What the exercise asks
All records must be quoted exactly. Omit the pictures.

Entries provided
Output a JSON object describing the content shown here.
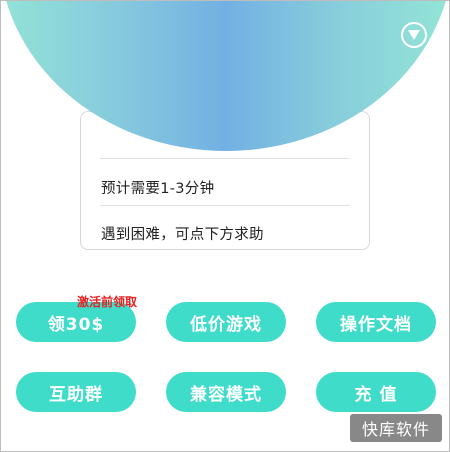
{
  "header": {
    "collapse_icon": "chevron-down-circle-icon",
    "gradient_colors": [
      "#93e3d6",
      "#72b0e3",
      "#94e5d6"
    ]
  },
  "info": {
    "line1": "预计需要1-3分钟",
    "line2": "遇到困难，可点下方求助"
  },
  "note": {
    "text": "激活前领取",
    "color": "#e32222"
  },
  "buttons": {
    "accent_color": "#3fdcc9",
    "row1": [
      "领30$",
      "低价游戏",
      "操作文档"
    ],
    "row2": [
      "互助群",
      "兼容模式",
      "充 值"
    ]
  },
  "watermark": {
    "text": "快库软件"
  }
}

Answer box
Output a JSON object describing the content shown here.
{
  "header": {
    "collapse_icon": "chevron-down-circle-icon",
    "gradient_colors": [
      "#93e3d6",
      "#72b0e3",
      "#94e5d6"
    ]
  },
  "info": {
    "line1": "预计需要1-3分钟",
    "line2": "遇到困难，可点下方求助"
  },
  "note": {
    "text": "激活前领取",
    "color": "#e32222"
  },
  "buttons": {
    "accent_color": "#3fdcc9",
    "row1": [
      "领30$",
      "低价游戏",
      "操作文档"
    ],
    "row2": [
      "互助群",
      "兼容模式",
      "充 值"
    ]
  },
  "watermark": {
    "text": "快库软件"
  }
}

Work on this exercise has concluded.